I wholeheartedly wish that we hadn’t given Harriet cochlear implants.
The whole point was to give her more. More choices and crucially, more independence.
With no balance system she has even less of those.
I can’t see in to the future and I don’t know what Harriet’s life is going to pan out to be. But I know deaf people that are happy. I know deaf people that can communicate, that have friends, spouses, children and jobs. They have success, ambition and independence. They can run, jump and function in the dark. Whether or not their footing is steady does not matter to them. They are fine.
I don’t know anyone that can’t balance without their sight. But it breaks my heart that my daughter can never take a stroll along the beach at night time. Never swim safely in the ocean. Will need a friend to assist her down the stairs in the cinema. Won’t be able to wash her hair in the shower because closing her eyes will make her fall down.
We still don’t know how or why it happened.
But I do know that it was the wrong decision. And that that is something we are all going to have to come to terms with.
So forgive me if I’ve got no time for cochlear implant ‘miracle’ stories.
Forgive me if this article in the Observer makes me want to throw things across the room. Of course I’m happy for these children but why wasn’t mine so lucky?
And forgive me if today’s emotional video of Joann Milne moves me to tears; not because I am happy for her (although I am) but because I am painfully angry that my daughter has a different story.

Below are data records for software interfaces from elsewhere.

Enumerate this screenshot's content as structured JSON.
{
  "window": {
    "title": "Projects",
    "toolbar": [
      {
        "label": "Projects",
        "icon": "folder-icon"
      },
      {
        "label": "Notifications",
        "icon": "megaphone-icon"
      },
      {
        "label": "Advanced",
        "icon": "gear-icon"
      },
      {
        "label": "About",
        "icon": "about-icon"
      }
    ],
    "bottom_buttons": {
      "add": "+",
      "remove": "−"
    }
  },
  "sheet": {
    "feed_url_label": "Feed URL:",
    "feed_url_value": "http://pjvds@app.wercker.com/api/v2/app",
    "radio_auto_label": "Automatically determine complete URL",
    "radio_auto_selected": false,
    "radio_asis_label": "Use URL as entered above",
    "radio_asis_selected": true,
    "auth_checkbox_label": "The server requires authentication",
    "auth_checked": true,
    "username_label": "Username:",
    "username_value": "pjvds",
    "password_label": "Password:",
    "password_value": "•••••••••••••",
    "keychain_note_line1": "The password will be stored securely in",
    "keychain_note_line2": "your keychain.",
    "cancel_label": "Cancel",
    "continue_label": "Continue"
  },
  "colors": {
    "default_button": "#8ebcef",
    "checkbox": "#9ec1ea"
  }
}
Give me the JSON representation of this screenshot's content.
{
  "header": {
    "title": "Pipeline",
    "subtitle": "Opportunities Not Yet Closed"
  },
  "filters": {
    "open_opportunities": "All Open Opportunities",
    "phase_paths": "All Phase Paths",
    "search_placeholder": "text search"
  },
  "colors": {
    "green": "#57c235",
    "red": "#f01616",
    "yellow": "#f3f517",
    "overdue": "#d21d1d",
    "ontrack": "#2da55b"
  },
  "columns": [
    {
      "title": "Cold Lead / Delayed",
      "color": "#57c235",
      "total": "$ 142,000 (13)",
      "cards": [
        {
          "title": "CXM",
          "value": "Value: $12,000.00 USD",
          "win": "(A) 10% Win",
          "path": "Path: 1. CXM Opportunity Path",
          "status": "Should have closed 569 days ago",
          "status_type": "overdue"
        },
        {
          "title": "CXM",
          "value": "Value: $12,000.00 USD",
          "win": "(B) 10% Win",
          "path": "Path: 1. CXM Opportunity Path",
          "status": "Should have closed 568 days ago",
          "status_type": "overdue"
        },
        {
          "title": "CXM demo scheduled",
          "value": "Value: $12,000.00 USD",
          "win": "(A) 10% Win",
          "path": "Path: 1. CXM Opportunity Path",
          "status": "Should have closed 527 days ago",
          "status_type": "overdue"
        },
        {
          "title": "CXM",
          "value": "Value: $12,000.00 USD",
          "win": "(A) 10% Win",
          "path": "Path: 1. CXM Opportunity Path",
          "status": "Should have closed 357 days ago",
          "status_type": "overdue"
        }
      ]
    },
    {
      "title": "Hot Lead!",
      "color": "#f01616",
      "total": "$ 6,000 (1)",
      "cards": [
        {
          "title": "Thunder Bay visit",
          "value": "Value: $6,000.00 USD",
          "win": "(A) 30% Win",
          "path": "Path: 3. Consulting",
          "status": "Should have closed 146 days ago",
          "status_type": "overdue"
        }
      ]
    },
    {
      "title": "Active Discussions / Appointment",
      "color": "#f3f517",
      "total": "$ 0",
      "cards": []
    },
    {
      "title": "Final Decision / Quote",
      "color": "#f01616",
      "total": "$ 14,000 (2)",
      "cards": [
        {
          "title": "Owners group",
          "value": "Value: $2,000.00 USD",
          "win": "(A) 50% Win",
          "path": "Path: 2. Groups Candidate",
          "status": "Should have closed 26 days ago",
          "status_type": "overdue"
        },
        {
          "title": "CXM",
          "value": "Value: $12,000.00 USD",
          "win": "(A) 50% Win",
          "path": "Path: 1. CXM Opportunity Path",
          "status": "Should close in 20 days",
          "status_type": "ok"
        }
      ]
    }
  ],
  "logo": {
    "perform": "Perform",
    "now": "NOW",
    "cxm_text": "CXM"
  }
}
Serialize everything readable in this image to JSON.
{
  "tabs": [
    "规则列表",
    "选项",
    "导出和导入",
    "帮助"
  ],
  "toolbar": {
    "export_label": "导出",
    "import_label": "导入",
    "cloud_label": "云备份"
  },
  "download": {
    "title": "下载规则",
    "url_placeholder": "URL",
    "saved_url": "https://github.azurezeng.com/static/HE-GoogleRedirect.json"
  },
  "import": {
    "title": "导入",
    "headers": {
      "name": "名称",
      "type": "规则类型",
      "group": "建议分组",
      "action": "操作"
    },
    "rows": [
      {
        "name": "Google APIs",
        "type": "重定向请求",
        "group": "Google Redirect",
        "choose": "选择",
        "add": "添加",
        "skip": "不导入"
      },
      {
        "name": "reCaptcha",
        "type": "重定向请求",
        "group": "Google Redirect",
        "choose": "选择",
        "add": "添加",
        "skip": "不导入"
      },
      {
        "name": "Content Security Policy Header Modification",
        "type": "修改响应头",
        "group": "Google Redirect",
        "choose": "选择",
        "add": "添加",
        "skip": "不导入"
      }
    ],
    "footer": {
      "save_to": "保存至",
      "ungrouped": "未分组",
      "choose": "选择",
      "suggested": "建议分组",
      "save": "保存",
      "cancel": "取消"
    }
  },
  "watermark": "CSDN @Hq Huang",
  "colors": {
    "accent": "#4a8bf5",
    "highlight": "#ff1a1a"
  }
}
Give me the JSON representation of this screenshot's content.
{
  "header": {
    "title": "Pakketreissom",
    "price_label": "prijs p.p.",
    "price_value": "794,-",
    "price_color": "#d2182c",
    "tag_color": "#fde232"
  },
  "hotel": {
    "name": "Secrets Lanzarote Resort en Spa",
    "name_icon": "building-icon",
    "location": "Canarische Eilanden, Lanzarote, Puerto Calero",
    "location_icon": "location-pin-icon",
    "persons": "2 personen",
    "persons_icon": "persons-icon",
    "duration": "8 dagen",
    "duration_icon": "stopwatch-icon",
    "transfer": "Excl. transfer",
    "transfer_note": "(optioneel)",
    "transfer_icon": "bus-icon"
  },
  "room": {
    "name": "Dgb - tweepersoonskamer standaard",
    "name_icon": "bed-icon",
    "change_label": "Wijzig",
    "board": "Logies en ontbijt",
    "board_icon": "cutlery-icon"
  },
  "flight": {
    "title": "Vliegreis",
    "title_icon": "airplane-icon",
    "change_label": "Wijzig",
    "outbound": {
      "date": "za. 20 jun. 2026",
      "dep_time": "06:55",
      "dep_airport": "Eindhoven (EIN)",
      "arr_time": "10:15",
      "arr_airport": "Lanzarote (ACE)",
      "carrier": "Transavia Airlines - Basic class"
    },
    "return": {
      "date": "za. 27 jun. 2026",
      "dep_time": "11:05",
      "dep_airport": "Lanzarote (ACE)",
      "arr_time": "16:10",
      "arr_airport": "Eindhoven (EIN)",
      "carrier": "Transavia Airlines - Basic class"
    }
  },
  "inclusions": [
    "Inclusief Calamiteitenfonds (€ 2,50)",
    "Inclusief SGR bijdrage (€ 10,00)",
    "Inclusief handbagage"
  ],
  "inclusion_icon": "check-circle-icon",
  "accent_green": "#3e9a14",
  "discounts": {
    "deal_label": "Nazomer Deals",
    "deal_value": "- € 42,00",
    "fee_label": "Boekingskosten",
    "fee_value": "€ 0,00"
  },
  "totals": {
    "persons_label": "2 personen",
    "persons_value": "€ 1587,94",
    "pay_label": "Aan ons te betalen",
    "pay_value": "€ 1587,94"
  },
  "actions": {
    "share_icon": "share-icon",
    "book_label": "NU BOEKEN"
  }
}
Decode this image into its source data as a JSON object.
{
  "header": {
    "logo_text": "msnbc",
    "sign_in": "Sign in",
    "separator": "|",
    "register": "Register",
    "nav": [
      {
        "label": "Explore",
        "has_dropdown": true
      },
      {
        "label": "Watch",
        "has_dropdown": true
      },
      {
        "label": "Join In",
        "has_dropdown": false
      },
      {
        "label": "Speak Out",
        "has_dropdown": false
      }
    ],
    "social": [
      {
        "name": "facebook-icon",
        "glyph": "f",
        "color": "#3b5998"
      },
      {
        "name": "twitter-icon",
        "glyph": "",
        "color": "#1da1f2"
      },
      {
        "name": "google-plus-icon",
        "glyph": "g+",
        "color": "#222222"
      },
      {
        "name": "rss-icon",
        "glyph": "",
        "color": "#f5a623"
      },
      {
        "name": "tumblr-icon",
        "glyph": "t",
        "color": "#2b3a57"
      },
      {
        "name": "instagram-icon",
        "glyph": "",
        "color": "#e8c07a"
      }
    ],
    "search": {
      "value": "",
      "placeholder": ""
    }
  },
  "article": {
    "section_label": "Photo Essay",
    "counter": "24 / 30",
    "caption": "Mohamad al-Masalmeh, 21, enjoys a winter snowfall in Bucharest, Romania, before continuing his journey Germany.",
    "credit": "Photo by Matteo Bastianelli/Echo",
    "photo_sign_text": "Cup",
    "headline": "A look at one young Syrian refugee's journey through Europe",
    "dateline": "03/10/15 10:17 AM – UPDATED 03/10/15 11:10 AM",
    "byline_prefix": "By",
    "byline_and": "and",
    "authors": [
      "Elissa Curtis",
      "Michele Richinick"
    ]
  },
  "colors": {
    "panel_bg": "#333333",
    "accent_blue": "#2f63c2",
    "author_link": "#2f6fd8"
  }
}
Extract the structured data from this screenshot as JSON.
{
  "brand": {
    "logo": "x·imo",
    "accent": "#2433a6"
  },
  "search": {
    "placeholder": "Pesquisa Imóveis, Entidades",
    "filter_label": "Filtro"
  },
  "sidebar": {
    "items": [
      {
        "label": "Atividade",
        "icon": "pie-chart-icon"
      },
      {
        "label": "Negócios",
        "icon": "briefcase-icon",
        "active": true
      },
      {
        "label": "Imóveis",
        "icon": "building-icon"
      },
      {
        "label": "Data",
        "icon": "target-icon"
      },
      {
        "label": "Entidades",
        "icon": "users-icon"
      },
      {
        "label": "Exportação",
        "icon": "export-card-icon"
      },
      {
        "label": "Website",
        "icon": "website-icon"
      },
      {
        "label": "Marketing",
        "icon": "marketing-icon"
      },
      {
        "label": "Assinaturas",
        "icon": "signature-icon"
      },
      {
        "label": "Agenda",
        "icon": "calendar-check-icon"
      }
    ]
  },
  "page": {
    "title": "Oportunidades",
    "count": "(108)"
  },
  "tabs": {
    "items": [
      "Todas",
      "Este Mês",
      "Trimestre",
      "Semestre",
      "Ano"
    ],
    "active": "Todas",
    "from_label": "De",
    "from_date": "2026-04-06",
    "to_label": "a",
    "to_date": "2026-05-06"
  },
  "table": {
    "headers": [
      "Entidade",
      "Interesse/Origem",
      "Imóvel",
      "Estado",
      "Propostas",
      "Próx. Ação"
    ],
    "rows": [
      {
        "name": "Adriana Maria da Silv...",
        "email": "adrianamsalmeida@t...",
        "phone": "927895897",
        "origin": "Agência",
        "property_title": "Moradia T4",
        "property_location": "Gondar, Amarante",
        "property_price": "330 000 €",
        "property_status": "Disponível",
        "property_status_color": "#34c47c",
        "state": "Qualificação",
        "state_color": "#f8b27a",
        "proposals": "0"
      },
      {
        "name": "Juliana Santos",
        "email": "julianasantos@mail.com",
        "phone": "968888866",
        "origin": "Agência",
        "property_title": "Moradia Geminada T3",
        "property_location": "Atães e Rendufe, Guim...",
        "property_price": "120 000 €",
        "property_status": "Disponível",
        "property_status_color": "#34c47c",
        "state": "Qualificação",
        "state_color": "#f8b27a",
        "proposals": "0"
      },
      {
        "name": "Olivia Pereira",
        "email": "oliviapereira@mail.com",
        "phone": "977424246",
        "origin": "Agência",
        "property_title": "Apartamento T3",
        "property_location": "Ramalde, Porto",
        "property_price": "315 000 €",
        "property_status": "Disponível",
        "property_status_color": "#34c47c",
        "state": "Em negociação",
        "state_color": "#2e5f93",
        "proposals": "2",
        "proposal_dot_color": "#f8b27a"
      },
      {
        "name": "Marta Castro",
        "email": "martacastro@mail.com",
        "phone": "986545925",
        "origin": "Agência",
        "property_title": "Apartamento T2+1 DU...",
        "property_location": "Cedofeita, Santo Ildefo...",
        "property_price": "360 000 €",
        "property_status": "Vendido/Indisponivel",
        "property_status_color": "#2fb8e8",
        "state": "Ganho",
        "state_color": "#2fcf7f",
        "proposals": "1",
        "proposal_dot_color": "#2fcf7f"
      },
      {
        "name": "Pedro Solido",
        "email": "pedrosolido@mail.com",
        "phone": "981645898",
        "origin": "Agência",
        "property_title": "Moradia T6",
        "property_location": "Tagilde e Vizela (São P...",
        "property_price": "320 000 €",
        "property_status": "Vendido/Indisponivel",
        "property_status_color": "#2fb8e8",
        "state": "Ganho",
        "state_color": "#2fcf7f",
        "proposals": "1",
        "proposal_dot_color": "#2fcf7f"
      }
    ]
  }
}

Why have none of these people had life altering side effects? Or, more importantly, why has my Harriet?
And how, as a parent, am I supposed to live with having made that choice on her behalf?